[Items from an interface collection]

------------

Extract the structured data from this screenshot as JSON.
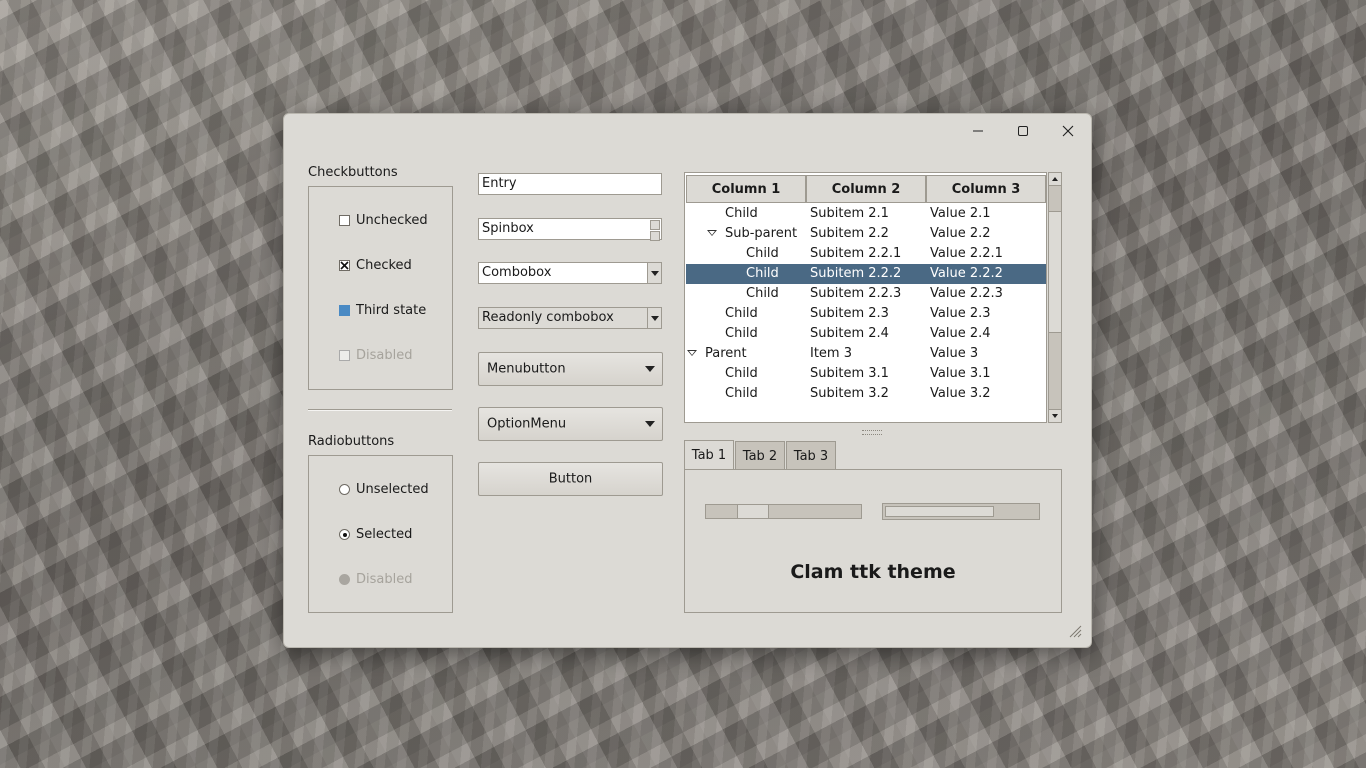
{
  "checkbuttons": {
    "title": "Checkbuttons",
    "items": [
      {
        "label": "Unchecked",
        "state": "unchecked"
      },
      {
        "label": "Checked",
        "state": "checked"
      },
      {
        "label": "Third state",
        "state": "indeterminate"
      },
      {
        "label": "Disabled",
        "state": "disabled"
      }
    ]
  },
  "radiobuttons": {
    "title": "Radiobuttons",
    "items": [
      {
        "label": "Unselected",
        "state": "unselected"
      },
      {
        "label": "Selected",
        "state": "selected"
      },
      {
        "label": "Disabled",
        "state": "disabled"
      }
    ]
  },
  "widgets": {
    "entry": "Entry",
    "spinbox": "Spinbox",
    "combobox": "Combobox",
    "readonly_combobox": "Readonly combobox",
    "menubutton": "Menubutton",
    "optionmenu": "OptionMenu",
    "button": "Button"
  },
  "tree": {
    "columns": [
      "Column 1",
      "Column 2",
      "Column 3"
    ],
    "rows": [
      {
        "c1": "Child",
        "c2": "Subitem 2.1",
        "c3": "Value 2.1",
        "level": 1,
        "expander": false,
        "selected": false
      },
      {
        "c1": "Sub-parent",
        "c2": "Subitem 2.2",
        "c3": "Value 2.2",
        "level": 1,
        "expander": true,
        "selected": false
      },
      {
        "c1": "Child",
        "c2": "Subitem 2.2.1",
        "c3": "Value 2.2.1",
        "level": 2,
        "expander": false,
        "selected": false
      },
      {
        "c1": "Child",
        "c2": "Subitem 2.2.2",
        "c3": "Value 2.2.2",
        "level": 2,
        "expander": false,
        "selected": true
      },
      {
        "c1": "Child",
        "c2": "Subitem 2.2.3",
        "c3": "Value 2.2.3",
        "level": 2,
        "expander": false,
        "selected": false
      },
      {
        "c1": "Child",
        "c2": "Subitem 2.3",
        "c3": "Value 2.3",
        "level": 1,
        "expander": false,
        "selected": false
      },
      {
        "c1": "Child",
        "c2": "Subitem 2.4",
        "c3": "Value 2.4",
        "level": 1,
        "expander": false,
        "selected": false
      },
      {
        "c1": "Parent",
        "c2": "Item 3",
        "c3": "Value 3",
        "level": 0,
        "expander": true,
        "selected": false
      },
      {
        "c1": "Child",
        "c2": "Subitem 3.1",
        "c3": "Value 3.1",
        "level": 1,
        "expander": false,
        "selected": false
      },
      {
        "c1": "Child",
        "c2": "Subitem 3.2",
        "c3": "Value 3.2",
        "level": 1,
        "expander": false,
        "selected": false
      }
    ]
  },
  "notebook": {
    "tabs": [
      "Tab 1",
      "Tab 2",
      "Tab 3"
    ],
    "active_tab": 0,
    "scale_value": 0.25,
    "progress_value": 0.72,
    "caption": "Clam ttk theme"
  },
  "colors": {
    "window_bg": "#dcdad5",
    "selection": "#4a6984",
    "third_state": "#4a8ac4"
  }
}
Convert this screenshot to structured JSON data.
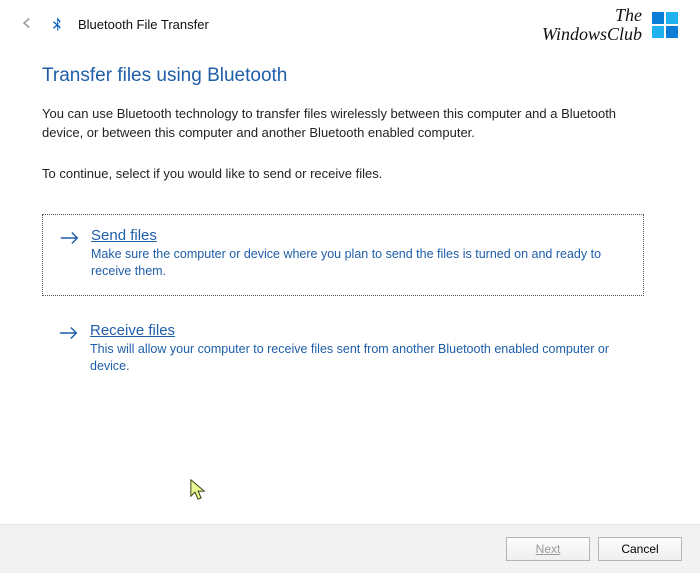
{
  "window": {
    "title": "Bluetooth File Transfer"
  },
  "watermark": {
    "line1": "The",
    "line2": "WindowsClub"
  },
  "page": {
    "heading": "Transfer files using Bluetooth",
    "intro": "You can use Bluetooth technology to transfer files wirelessly between this computer and a Bluetooth device, or between this computer and another Bluetooth enabled computer.",
    "prompt": "To continue, select if you would like to send or receive files."
  },
  "options": {
    "send": {
      "title": "Send files",
      "desc": "Make sure the computer or device where you plan to send the files is turned on and ready to receive them."
    },
    "receive": {
      "title": "Receive files",
      "desc": "This will allow your computer to receive files sent from another Bluetooth enabled computer or device."
    }
  },
  "footer": {
    "next": "Next",
    "cancel": "Cancel"
  }
}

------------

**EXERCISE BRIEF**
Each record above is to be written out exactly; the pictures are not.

**RESPONSE AREA**
Extract the structured data from this screenshot as JSON.
{
  "checkbuttons": {
    "title": "Checkbuttons",
    "items": [
      {
        "label": "Unchecked",
        "state": "unchecked"
      },
      {
        "label": "Checked",
        "state": "checked"
      },
      {
        "label": "Third state",
        "state": "indeterminate"
      },
      {
        "label": "Disabled",
        "state": "disabled"
      }
    ]
  },
  "radiobuttons": {
    "title": "Radiobuttons",
    "items": [
      {
        "label": "Unselected",
        "state": "unselected"
      },
      {
        "label": "Selected",
        "state": "selected"
      },
      {
        "label": "Disabled",
        "state": "disabled"
      }
    ]
  },
  "widgets": {
    "entry": "Entry",
    "spinbox": "Spinbox",
    "combobox": "Combobox",
    "readonly_combobox": "Readonly combobox",
    "menubutton": "Menubutton",
    "optionmenu": "OptionMenu",
    "button": "Button"
  },
  "tree": {
    "columns": [
      "Column 1",
      "Column 2",
      "Column 3"
    ],
    "rows": [
      {
        "c1": "Child",
        "c2": "Subitem 2.1",
        "c3": "Value 2.1",
        "level": 1,
        "expander": false,
        "selected": false
      },
      {
        "c1": "Sub-parent",
        "c2": "Subitem 2.2",
        "c3": "Value 2.2",
        "level": 1,
        "expander": true,
        "selected": false
      },
      {
        "c1": "Child",
        "c2": "Subitem 2.2.1",
        "c3": "Value 2.2.1",
        "level": 2,
        "expander": false,
        "selected": false
      },
      {
        "c1": "Child",
        "c2": "Subitem 2.2.2",
        "c3": "Value 2.2.2",
        "level": 2,
        "expander": false,
        "selected": true
      },
      {
        "c1": "Child",
        "c2": "Subitem 2.2.3",
        "c3": "Value 2.2.3",
        "level": 2,
        "expander": false,
        "selected": false
      },
      {
        "c1": "Child",
        "c2": "Subitem 2.3",
        "c3": "Value 2.3",
        "level": 1,
        "expander": false,
        "selected": false
      },
      {
        "c1": "Child",
        "c2": "Subitem 2.4",
        "c3": "Value 2.4",
        "level": 1,
        "expander": false,
        "selected": false
      },
      {
        "c1": "Parent",
        "c2": "Item 3",
        "c3": "Value 3",
        "level": 0,
        "expander": true,
        "selected": false
      },
      {
        "c1": "Child",
        "c2": "Subitem 3.1",
        "c3": "Value 3.1",
        "level": 1,
        "expander": false,
        "selected": false
      },
      {
        "c1": "Child",
        "c2": "Subitem 3.2",
        "c3": "Value 3.2",
        "level": 1,
        "expander": false,
        "selected": false
      }
    ]
  },
  "notebook": {
    "tabs": [
      "Tab 1",
      "Tab 2",
      "Tab 3"
    ],
    "active_tab": 0,
    "scale_value": 0.25,
    "progress_value": 0.72,
    "caption": "Clam ttk theme"
  },
  "colors": {
    "window_bg": "#dcdad5",
    "selection": "#4a6984",
    "third_state": "#4a8ac4"
  }
}
Convert this screenshot to structured JSON data.
{
  "window": {
    "title": "Bluetooth File Transfer"
  },
  "watermark": {
    "line1": "The",
    "line2": "WindowsClub"
  },
  "page": {
    "heading": "Transfer files using Bluetooth",
    "intro": "You can use Bluetooth technology to transfer files wirelessly between this computer and a Bluetooth device, or between this computer and another Bluetooth enabled computer.",
    "prompt": "To continue, select if you would like to send or receive files."
  },
  "options": {
    "send": {
      "title": "Send files",
      "desc": "Make sure the computer or device where you plan to send the files is turned on and ready to receive them."
    },
    "receive": {
      "title": "Receive files",
      "desc": "This will allow your computer to receive files sent from another Bluetooth enabled computer or device."
    }
  },
  "footer": {
    "next": "Next",
    "cancel": "Cancel"
  }
}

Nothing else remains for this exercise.